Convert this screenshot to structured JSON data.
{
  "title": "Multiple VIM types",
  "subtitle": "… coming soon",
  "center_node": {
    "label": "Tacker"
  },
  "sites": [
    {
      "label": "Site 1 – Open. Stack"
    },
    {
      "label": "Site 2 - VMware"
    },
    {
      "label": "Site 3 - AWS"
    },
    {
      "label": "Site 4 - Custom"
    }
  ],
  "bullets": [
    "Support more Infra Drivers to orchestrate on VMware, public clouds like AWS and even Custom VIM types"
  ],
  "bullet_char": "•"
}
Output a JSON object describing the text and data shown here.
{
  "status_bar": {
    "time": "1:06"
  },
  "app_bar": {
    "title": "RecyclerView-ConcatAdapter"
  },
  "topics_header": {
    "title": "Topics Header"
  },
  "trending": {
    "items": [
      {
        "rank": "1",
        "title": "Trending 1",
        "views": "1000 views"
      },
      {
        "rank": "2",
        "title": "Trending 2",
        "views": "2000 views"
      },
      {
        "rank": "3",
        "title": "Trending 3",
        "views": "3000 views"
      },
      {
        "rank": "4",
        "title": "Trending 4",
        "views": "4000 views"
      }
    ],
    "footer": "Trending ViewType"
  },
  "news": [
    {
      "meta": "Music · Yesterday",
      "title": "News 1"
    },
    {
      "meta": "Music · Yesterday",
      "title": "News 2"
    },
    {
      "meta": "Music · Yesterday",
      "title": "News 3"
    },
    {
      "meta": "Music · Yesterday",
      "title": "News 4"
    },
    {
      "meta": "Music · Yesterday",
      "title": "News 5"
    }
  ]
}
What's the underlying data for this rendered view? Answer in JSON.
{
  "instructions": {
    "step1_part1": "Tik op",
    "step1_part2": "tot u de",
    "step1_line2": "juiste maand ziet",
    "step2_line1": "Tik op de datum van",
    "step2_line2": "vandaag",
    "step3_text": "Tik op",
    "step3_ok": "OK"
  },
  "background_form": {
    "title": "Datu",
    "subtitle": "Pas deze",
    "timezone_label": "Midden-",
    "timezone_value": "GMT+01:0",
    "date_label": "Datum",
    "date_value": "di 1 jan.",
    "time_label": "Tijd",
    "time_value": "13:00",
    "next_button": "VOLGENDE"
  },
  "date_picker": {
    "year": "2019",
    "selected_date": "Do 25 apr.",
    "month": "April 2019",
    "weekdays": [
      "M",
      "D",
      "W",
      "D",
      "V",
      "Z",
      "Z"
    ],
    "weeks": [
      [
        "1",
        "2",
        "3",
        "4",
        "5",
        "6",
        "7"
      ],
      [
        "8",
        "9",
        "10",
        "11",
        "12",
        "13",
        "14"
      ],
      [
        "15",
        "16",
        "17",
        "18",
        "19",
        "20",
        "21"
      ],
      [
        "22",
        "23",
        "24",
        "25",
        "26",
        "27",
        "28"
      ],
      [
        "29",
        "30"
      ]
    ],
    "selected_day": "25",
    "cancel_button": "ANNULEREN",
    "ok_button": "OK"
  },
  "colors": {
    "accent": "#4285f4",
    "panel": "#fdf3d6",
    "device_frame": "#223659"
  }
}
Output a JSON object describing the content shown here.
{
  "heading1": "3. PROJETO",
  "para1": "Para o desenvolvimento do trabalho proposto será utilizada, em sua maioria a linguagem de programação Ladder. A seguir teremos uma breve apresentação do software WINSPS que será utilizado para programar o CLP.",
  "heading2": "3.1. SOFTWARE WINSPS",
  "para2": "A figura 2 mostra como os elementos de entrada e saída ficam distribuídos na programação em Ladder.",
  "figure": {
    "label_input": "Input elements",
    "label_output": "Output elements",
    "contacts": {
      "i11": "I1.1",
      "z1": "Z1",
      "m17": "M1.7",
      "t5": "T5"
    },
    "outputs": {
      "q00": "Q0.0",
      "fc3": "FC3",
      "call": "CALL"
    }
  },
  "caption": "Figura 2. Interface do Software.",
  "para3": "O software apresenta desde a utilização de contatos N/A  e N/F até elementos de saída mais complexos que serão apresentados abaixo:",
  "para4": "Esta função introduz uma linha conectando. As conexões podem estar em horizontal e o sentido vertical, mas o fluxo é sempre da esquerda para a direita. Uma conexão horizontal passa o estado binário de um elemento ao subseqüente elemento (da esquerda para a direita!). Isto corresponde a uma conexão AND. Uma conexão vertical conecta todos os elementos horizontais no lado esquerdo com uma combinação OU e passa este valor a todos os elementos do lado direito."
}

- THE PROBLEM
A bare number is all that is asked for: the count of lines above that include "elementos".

- TASK SOLUTION
3